■ TASK DIRECTIONS ■
Copy each line of the following material exactly.

■ MATERIAL PROVIDED ■
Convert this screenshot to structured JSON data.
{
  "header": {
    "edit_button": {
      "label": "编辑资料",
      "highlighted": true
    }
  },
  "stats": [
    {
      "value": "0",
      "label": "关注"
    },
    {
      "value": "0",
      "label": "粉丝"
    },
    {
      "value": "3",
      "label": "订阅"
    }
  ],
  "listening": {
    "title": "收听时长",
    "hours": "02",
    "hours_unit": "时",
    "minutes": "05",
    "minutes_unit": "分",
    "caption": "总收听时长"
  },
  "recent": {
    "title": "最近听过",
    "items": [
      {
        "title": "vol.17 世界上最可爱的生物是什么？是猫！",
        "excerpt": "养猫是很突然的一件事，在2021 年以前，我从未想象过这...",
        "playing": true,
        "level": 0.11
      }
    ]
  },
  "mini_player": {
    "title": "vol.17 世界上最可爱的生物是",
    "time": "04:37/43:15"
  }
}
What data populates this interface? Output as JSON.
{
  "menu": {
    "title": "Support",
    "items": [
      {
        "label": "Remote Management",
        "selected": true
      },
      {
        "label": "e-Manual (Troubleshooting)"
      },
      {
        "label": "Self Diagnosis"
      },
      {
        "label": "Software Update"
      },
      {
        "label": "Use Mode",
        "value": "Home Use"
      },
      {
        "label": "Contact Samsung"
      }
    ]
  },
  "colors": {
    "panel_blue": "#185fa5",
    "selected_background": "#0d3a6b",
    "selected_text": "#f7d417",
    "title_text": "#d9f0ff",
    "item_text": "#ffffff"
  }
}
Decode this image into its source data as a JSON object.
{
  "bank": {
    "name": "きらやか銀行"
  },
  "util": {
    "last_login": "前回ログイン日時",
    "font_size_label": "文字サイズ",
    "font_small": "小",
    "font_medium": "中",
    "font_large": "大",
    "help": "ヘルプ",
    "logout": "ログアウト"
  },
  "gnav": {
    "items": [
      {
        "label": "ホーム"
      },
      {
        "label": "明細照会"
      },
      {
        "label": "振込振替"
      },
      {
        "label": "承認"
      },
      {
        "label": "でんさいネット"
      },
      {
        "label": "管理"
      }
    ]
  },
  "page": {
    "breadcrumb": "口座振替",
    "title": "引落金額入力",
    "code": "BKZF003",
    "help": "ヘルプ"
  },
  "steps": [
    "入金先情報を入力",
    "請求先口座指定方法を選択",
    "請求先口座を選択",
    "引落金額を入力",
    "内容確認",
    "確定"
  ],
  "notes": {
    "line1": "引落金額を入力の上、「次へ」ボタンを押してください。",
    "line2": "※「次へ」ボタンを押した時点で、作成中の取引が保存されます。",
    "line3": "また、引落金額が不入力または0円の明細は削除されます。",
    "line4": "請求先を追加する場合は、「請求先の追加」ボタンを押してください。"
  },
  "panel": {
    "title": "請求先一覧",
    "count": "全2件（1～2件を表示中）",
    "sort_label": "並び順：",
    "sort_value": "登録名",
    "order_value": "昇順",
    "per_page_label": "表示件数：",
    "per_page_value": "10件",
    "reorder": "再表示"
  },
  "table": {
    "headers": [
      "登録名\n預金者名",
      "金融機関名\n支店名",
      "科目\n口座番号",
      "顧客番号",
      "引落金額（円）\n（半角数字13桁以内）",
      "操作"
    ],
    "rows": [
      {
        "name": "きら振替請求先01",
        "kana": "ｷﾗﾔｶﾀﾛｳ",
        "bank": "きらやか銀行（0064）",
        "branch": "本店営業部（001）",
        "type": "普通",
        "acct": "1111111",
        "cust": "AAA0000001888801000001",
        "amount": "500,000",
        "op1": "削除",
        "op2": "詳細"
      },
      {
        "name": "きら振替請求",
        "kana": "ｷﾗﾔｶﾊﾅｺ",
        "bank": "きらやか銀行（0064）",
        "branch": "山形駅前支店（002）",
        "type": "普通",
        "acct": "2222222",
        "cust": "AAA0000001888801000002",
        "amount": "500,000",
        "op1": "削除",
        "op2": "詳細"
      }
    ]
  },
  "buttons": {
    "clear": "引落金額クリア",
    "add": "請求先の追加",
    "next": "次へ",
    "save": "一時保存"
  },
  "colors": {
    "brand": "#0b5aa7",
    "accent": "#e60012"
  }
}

■ ANSWER SECTION ■
Convert this screenshot to structured JSON data.
{
  "header": {
    "edit_button": {
      "label": "编辑资料",
      "highlighted": true
    }
  },
  "stats": [
    {
      "value": "0",
      "label": "关注"
    },
    {
      "value": "0",
      "label": "粉丝"
    },
    {
      "value": "3",
      "label": "订阅"
    }
  ],
  "listening": {
    "title": "收听时长",
    "hours": "02",
    "hours_unit": "时",
    "minutes": "05",
    "minutes_unit": "分",
    "caption": "总收听时长"
  },
  "recent": {
    "title": "最近听过",
    "items": [
      {
        "title": "vol.17 世界上最可爱的生物是什么？是猫！",
        "excerpt": "养猫是很突然的一件事，在2021 年以前，我从未想象过这...",
        "playing": true,
        "level": 0.11
      }
    ]
  },
  "mini_player": {
    "title": "vol.17 世界上最可爱的生物是",
    "time": "04:37/43:15"
  }
}
What data populates this interface? Output as JSON.
{
  "menu": {
    "title": "Support",
    "items": [
      {
        "label": "Remote Management",
        "selected": true
      },
      {
        "label": "e-Manual (Troubleshooting)"
      },
      {
        "label": "Self Diagnosis"
      },
      {
        "label": "Software Update"
      },
      {
        "label": "Use Mode",
        "value": "Home Use"
      },
      {
        "label": "Contact Samsung"
      }
    ]
  },
  "colors": {
    "panel_blue": "#185fa5",
    "selected_background": "#0d3a6b",
    "selected_text": "#f7d417",
    "title_text": "#d9f0ff",
    "item_text": "#ffffff"
  }
}
Decode this image into its source data as a JSON object.
{
  "bank": {
    "name": "きらやか銀行"
  },
  "util": {
    "last_login": "前回ログイン日時",
    "font_size_label": "文字サイズ",
    "font_small": "小",
    "font_medium": "中",
    "font_large": "大",
    "help": "ヘルプ",
    "logout": "ログアウト"
  },
  "gnav": {
    "items": [
      {
        "label": "ホーム"
      },
      {
        "label": "明細照会"
      },
      {
        "label": "振込振替"
      },
      {
        "label": "承認"
      },
      {
        "label": "でんさいネット"
      },
      {
        "label": "管理"
      }
    ]
  },
  "page": {
    "breadcrumb": "口座振替",
    "title": "引落金額入力",
    "code": "BKZF003",
    "help": "ヘルプ"
  },
  "steps": [
    "入金先情報を入力",
    "請求先口座指定方法を選択",
    "請求先口座を選択",
    "引落金額を入力",
    "内容確認",
    "確定"
  ],
  "notes": {
    "line1": "引落金額を入力の上、「次へ」ボタンを押してください。",
    "line2": "※「次へ」ボタンを押した時点で、作成中の取引が保存されます。",
    "line3": "また、引落金額が不入力または0円の明細は削除されます。",
    "line4": "請求先を追加する場合は、「請求先の追加」ボタンを押してください。"
  },
  "panel": {
    "title": "請求先一覧",
    "count": "全2件（1～2件を表示中）",
    "sort_label": "並び順：",
    "sort_value": "登録名",
    "order_value": "昇順",
    "per_page_label": "表示件数：",
    "per_page_value": "10件",
    "reorder": "再表示"
  },
  "table": {
    "headers": [
      "登録名\n預金者名",
      "金融機関名\n支店名",
      "科目\n口座番号",
      "顧客番号",
      "引落金額（円）\n（半角数字13桁以内）",
      "操作"
    ],
    "rows": [
      {
        "name": "きら振替請求先01",
        "kana": "ｷﾗﾔｶﾀﾛｳ",
        "bank": "きらやか銀行（0064）",
        "branch": "本店営業部（001）",
        "type": "普通",
        "acct": "1111111",
        "cust": "AAA0000001888801000001",
        "amount": "500,000",
        "op1": "削除",
        "op2": "詳細"
      },
      {
        "name": "きら振替請求",
        "kana": "ｷﾗﾔｶﾊﾅｺ",
        "bank": "きらやか銀行（0064）",
        "branch": "山形駅前支店（002）",
        "type": "普通",
        "acct": "2222222",
        "cust": "AAA0000001888801000002",
        "amount": "500,000",
        "op1": "削除",
        "op2": "詳細"
      }
    ]
  },
  "buttons": {
    "clear": "引落金額クリア",
    "add": "請求先の追加",
    "next": "次へ",
    "save": "一時保存"
  },
  "colors": {
    "brand": "#0b5aa7",
    "accent": "#e60012"
  }
}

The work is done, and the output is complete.